“Street Level”, as well as other Galaxians cuts, can be found on the Super Friendz/Youth Club Sounds “Collaborationz” (so many zeds!) mixtape, which can listen to here and purchase on the Galaxians’ bandcamp page (where you can also check they’re upcoming live dates). Hail Galaxians on fbook and the twitt.
Great new soul/r&b/pop from Pheeyownah, a Stockholm, Sweden-based singer and multi-instrumentalist.
She’s also an artist and dancer, and movement, atmosphere and expression is everywhere in evidence on her new ep, zero9zero9. Synthesized melodies swirl and sway betwixt and between multi-tracked vocals and churning rhythms in a manner similar, in style and tone, to Fade to Mind crew standout Kelela and other modern soul artists like Sza. Where those artists have a foot in both psychotropic “modern r&b” stylings and 80s/90s throwback rhythms (Janet Jackson, vocally, often seems a particular influence), Pheeyownah also folds in trip hop’s hypnotic, liquid soul and rhythmic ominousness – early Bjork (highlight “Mountain Peak, Sea Deep”, in particular, seems unearthed from a Nellie Hooper vault), bands like Massive Attack, GusGus and Lamb cast long shadows.
Be not afeared – this is a good thing. Senses are worked overtime across the ep’s four tracks, while there’s even a hint of a dancefloor banger unfurling in the insistent closer, “Cold Black Deserts”. Three of these tracks look to have been self-released previously on the Under the Dock ep, but have now been repackaged by fantastic Swedish label Labrador; hopefully, they’ll reach a wider audience.
zero9zero9 is out now. Check out more about Pheeyownah on fbook and her site. You can also find her prior, self-relead eps, on iTunes (“Pretty Lights”, from 2012’s City ep, is well worth a listen for a glimpse of a lighter side to her musical persona).
Jamila Woods is a Chicago-based poet, educator, playwright, and community activist. As if that weren’t enough, she’s also a singer possessed of an airy, languid voice that is the centerpiece of a fantastic new track, called “Heavn”.
Woods enters cooing modified lyrics from The Cure’s “Just Like Heaven”, calling for a “trick” that “makes you love someone”; that “makes the winters warm”. The response is a paean to the joy of lasting love, free of (and in the face of) societal constructs and restrictions. Taking a hand, Woods leads a dynastic journey to a past where “great-great-great-great-great-great” grandparents “didn’t need a ring or a broom” to make their love eternal, the refrain “I don’t want to run away with you/I want to live our life right, here” providing comfort.
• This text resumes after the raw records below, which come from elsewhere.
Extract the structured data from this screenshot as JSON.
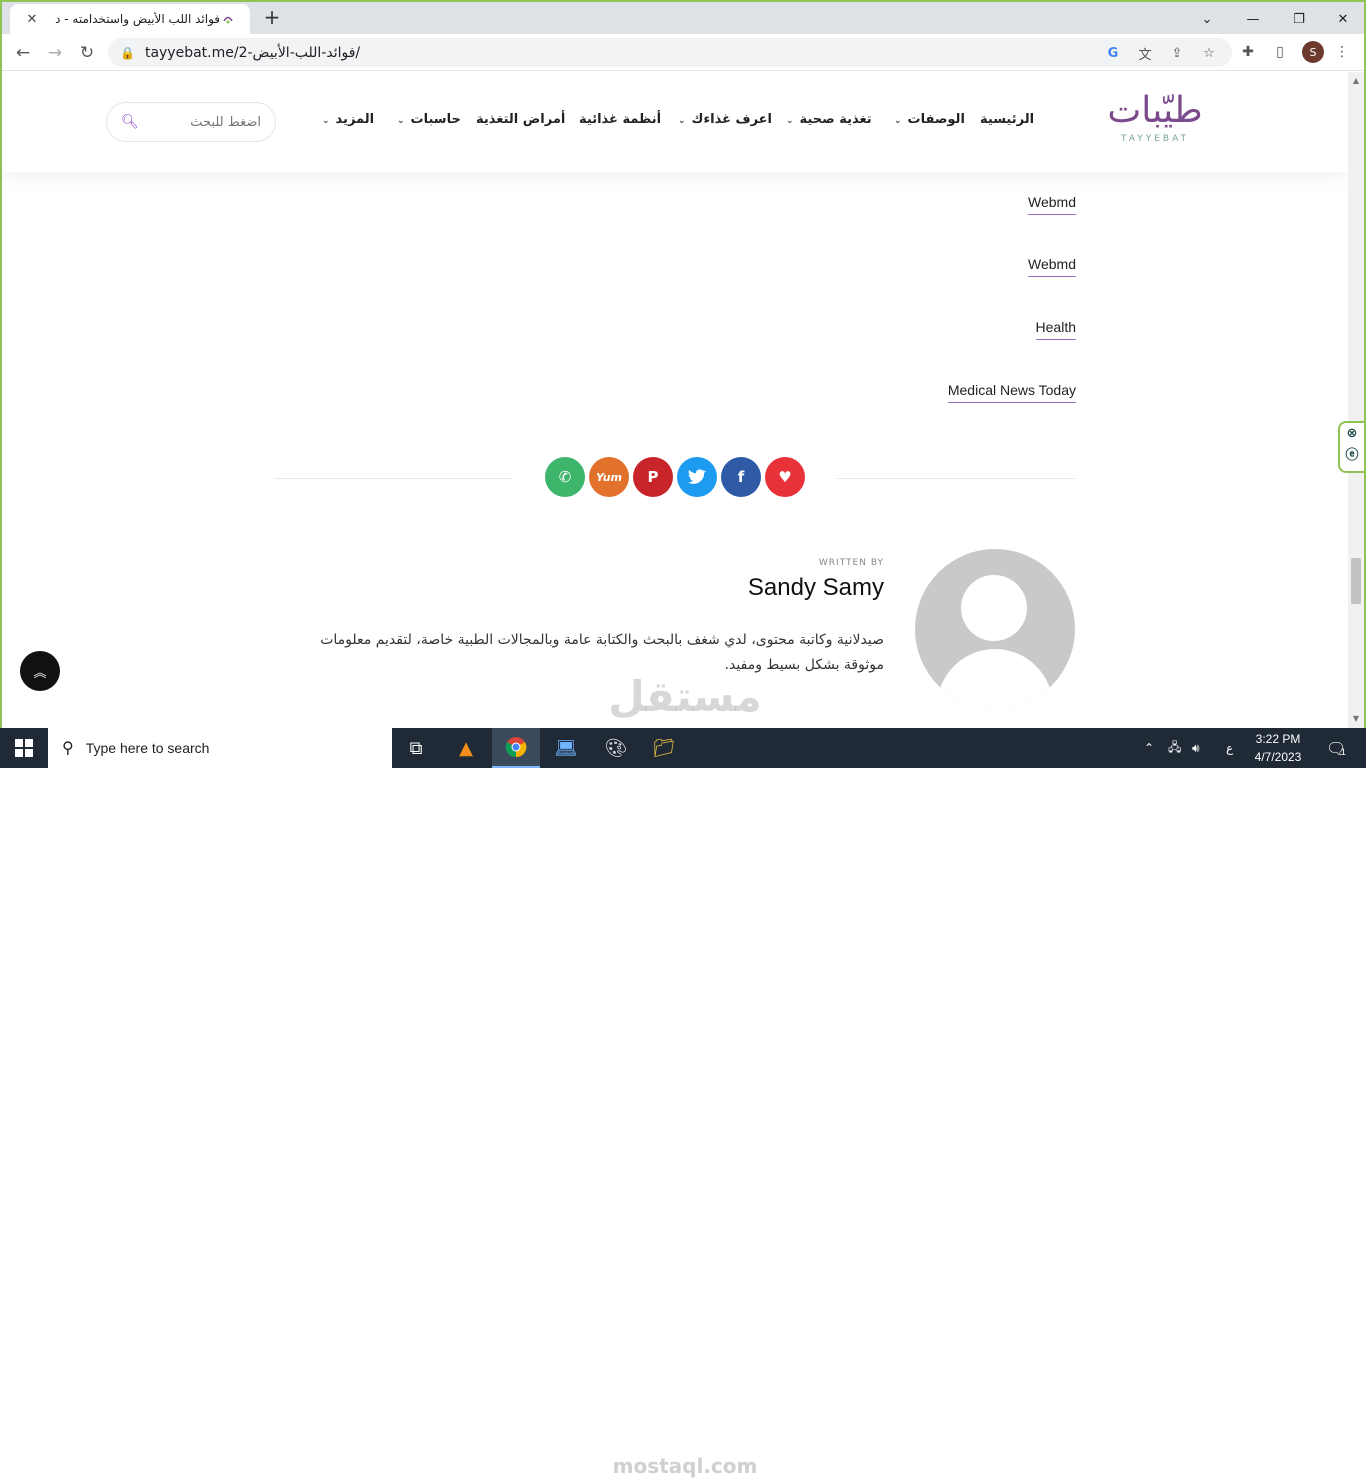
{
  "browser": {
    "tab_title": "فوائد اللب الأبيض واستخدامته - د",
    "url": "tayyebat.me/فوائد-اللب-الأبيض-2/",
    "profile_initial": "S"
  },
  "site": {
    "logo_ar": "طيّبات",
    "logo_en": "TAYYEBAT",
    "nav": [
      "الرئيسية",
      "الوصفات",
      "تغذية صحية",
      "اعرف غذاءك",
      "أنظمة غذائية",
      "أمراض التغذية",
      "حاسبات",
      "المزيد"
    ],
    "search_placeholder": "اضغط للبحث"
  },
  "sources": [
    "Webmd",
    "Webmd",
    "Health",
    "Medical News Today"
  ],
  "share_buttons": [
    "whatsapp",
    "yummly",
    "pinterest",
    "twitter",
    "facebook",
    "heart"
  ],
  "author": {
    "written_by": "WRITTEN BY",
    "name": "Sandy Samy",
    "bio": "صيدلانية وكاتبة محتوى، لدي شغف بالبحث والكتابة عامة وبالمجالات الطبية خاصة، لتقديم معلومات موثوقة بشكل بسيط ومفيد."
  },
  "watermark": {
    "ar": "مستقل",
    "en": "mostaql.com"
  },
  "taskbar": {
    "search_text": "Type here to search",
    "time": "3:22 PM",
    "date": "4/7/2023",
    "lang": "ع",
    "notifications": "1"
  },
  "colors": {
    "accent": "#8a3fc7",
    "brand": "#7a4a8c"
  }
}
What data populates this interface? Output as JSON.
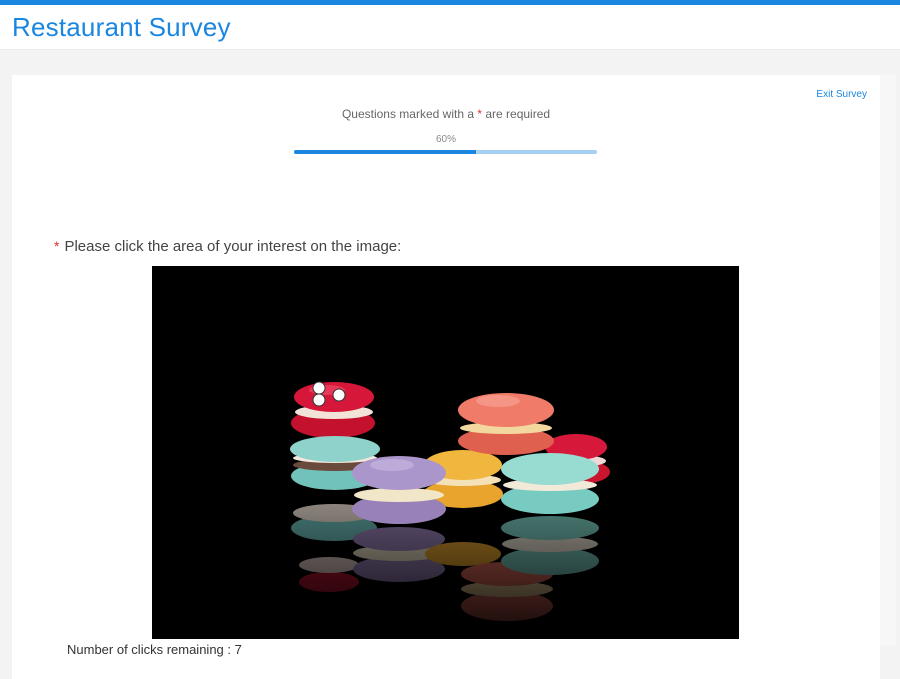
{
  "header": {
    "title": "Restaurant Survey"
  },
  "survey": {
    "exit_label": "Exit Survey",
    "required_note_prefix": "Questions marked with a ",
    "required_star": "*",
    "required_note_suffix": " are required",
    "progress_label": "60%",
    "progress_fraction": 0.6,
    "question_star": "*",
    "question_text": "Please click the area of your interest on the image:",
    "clicks_remaining_text": "Number of clicks remaining : 7"
  },
  "image": {
    "subject": "macarons-on-black-background"
  },
  "colors": {
    "accent": "#1a86e0",
    "required": "#e0302b"
  }
}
The track is a welcome throwback to the early days of the so-called ‘neo-soul’ movement, at the intersection of spoken word and hip hop. “Heavn” glides along a looped, propulsive tribe vibe instrumental sampled from The Roots’ DillaJoints cut, “Eve”, the mix reminding me of personal favorites like Ambersunshower, touching down via a prolonged outro. Transportive.
“Heavn” looks to be the title track of Wood’s forthcoming, debut record on Closed Sessions. Can’t wait to hear more of this. You can do the following thing on fbook, her site, and SoundCloud.